▸ Excerpted records
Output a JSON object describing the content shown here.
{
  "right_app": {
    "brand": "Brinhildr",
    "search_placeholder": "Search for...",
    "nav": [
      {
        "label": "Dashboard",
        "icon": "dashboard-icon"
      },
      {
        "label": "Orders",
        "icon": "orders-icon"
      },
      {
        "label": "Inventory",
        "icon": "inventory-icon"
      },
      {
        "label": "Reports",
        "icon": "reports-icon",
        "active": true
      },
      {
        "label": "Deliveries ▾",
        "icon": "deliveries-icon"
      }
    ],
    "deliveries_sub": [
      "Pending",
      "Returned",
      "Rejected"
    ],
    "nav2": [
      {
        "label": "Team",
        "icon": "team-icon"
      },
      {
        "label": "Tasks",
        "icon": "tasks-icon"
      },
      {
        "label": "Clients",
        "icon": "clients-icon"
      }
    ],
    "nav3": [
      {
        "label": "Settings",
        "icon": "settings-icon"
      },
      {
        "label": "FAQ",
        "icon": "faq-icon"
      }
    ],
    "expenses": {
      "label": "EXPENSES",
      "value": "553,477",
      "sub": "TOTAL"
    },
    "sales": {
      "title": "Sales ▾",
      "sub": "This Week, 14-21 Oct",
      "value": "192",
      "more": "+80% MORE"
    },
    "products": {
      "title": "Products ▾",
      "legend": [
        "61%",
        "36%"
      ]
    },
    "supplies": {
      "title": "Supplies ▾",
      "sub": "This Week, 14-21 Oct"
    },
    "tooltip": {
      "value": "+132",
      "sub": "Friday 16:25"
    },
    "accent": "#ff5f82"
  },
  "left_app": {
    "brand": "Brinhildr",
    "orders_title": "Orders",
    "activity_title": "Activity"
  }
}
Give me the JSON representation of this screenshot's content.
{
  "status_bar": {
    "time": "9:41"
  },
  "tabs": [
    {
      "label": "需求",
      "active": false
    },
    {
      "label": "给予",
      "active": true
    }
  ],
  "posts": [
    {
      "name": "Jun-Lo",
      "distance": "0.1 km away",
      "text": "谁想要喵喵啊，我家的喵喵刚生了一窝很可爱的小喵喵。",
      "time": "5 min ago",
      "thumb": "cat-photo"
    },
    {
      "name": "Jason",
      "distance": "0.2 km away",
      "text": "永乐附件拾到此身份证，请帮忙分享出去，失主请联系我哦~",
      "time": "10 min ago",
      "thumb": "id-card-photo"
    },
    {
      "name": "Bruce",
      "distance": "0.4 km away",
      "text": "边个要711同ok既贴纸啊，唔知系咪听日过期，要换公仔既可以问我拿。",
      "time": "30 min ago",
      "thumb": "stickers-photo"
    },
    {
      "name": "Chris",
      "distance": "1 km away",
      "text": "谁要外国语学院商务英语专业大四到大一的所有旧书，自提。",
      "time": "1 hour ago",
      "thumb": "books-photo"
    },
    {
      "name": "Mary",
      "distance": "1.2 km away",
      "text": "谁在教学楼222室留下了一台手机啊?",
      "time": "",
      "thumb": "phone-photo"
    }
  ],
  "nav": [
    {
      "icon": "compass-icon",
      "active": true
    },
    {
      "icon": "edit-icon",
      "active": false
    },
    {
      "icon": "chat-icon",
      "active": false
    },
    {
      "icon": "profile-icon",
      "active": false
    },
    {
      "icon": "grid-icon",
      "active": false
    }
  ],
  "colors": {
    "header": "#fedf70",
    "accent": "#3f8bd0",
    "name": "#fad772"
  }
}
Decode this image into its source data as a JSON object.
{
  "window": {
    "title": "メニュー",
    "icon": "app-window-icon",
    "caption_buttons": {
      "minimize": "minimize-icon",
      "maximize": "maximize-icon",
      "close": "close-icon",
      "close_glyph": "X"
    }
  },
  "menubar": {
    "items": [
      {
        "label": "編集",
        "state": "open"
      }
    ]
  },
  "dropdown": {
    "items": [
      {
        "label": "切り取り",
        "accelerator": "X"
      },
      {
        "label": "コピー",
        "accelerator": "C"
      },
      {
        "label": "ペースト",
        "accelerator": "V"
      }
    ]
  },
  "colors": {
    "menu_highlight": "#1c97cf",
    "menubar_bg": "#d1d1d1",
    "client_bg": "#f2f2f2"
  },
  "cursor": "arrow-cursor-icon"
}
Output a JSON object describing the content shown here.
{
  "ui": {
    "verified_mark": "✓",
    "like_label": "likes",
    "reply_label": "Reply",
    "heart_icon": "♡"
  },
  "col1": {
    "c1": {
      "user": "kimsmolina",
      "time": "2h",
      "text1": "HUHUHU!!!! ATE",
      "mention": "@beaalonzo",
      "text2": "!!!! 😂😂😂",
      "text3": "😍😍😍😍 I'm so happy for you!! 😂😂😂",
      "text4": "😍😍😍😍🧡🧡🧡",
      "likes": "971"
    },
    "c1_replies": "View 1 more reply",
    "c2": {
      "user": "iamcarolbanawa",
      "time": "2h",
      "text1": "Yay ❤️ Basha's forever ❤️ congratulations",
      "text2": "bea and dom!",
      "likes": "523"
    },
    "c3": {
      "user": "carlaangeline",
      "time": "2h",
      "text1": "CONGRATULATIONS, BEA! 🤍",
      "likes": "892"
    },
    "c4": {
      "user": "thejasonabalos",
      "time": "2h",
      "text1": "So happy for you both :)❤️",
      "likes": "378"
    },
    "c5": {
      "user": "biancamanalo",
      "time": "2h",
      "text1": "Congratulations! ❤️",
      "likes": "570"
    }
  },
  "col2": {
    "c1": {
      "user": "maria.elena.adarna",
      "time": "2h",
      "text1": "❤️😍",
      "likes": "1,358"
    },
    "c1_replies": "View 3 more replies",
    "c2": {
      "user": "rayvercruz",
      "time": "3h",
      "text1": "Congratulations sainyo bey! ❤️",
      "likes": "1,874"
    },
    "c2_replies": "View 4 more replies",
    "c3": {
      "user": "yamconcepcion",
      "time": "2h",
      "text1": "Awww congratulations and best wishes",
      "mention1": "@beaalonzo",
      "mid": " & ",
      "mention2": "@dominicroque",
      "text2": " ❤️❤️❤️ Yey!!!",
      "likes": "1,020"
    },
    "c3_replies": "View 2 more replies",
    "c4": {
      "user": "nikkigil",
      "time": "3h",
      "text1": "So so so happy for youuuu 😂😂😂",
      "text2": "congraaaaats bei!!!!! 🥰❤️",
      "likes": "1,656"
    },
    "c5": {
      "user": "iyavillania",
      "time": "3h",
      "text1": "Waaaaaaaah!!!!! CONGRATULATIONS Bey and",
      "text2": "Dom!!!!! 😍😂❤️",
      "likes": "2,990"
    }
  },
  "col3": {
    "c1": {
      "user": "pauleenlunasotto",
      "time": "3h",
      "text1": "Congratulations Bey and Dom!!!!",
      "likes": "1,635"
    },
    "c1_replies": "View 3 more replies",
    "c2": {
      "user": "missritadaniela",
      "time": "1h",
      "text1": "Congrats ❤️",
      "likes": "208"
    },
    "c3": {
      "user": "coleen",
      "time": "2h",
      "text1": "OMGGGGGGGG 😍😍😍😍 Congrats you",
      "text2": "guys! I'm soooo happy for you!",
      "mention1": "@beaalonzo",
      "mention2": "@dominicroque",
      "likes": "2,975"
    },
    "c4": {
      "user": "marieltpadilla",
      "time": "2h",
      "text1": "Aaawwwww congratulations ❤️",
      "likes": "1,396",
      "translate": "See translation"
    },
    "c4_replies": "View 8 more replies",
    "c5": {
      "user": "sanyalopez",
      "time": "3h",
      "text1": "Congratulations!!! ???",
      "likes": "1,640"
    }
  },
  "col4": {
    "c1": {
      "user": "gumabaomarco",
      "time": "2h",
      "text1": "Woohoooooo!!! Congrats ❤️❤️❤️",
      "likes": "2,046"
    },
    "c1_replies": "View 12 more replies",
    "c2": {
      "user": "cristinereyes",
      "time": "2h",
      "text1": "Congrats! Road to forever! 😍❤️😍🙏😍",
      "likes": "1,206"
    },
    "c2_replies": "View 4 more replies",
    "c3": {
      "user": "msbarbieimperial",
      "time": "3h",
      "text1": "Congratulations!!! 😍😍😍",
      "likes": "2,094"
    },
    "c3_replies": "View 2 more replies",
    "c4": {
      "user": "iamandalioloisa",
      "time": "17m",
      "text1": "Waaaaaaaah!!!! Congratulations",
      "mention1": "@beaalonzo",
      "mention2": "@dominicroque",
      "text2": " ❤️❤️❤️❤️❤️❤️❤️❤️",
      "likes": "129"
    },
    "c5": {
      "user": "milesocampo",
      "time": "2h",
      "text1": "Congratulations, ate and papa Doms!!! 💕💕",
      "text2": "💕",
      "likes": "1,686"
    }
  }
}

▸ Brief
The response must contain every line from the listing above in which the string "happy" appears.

▸ Exercise result
      "text3": "😍😍😍😍 I'm so happy for you!! 😂😂😂",
      "text1": "So happy for you both :)❤️",
      "text1": "So so so happy for youuuu 😂😂😂",
      "text2": "guys! I'm soooo happy for you!",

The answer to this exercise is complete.